Task statement: Return, from the material below, each line in which "Validar" occurs.
(Material provided)
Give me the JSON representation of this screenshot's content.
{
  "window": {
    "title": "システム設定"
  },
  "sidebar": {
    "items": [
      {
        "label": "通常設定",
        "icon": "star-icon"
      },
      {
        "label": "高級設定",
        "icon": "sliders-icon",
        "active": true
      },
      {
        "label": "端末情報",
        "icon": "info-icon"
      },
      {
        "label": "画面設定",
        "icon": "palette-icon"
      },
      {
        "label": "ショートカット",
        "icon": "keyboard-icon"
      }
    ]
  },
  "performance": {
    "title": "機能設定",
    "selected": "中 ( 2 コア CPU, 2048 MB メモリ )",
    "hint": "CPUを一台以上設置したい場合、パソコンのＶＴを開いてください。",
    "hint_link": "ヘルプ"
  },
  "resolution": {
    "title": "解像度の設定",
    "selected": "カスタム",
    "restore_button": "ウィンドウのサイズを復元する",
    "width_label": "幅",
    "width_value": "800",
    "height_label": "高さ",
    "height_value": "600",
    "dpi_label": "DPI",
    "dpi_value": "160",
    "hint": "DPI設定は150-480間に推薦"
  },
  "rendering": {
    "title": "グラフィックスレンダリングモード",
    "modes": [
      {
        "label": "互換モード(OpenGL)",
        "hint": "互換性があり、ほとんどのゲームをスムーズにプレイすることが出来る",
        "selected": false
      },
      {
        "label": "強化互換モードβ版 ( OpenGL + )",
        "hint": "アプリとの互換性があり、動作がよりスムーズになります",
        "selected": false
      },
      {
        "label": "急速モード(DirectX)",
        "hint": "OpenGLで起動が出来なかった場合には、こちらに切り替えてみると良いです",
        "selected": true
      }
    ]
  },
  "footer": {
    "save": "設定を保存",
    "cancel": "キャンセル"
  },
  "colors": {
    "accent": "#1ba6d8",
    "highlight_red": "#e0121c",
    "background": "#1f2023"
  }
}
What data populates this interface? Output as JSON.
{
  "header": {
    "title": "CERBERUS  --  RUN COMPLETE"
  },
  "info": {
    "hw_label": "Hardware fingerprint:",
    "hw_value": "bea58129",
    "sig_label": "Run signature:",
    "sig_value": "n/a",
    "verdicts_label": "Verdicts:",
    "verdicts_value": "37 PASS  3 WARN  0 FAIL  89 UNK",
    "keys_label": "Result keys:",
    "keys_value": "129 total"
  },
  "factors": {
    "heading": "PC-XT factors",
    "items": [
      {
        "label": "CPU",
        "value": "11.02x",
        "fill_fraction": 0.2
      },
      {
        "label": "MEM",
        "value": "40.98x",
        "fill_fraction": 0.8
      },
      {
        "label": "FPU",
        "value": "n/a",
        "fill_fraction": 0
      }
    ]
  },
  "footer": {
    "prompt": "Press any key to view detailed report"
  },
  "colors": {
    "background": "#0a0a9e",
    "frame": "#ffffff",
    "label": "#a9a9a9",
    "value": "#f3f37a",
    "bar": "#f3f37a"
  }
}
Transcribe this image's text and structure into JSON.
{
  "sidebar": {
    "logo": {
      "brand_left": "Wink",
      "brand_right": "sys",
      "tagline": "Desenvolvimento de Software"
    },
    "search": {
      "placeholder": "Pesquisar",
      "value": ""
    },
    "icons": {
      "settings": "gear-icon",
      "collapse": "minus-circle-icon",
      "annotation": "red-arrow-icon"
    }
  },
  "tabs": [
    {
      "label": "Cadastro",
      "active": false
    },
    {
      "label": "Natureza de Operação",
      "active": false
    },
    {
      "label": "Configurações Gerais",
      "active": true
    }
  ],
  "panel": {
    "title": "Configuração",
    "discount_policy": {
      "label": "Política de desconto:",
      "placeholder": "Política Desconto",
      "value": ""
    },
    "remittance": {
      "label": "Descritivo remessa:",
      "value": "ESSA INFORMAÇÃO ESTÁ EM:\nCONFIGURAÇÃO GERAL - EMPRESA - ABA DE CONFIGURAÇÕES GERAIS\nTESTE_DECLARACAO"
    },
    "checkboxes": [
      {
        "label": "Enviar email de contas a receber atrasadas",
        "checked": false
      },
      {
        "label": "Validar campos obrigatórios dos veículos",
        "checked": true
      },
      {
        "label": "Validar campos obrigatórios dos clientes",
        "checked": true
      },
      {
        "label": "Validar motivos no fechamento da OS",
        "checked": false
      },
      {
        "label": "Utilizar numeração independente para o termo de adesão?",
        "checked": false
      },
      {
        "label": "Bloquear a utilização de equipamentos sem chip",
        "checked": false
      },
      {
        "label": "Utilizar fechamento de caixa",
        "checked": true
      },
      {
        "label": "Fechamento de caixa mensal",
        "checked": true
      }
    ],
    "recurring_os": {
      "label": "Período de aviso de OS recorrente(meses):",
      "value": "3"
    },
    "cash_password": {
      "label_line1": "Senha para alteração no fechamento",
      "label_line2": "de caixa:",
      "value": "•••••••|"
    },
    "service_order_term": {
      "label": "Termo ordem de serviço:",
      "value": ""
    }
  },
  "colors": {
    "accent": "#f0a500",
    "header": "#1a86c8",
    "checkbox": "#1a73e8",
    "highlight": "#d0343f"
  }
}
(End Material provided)
Exercise output:
        "label": "Validar campos obrigatórios dos veículos",
        "label": "Validar campos obrigatórios dos clientes",
        "label": "Validar motivos no fechamento da OS",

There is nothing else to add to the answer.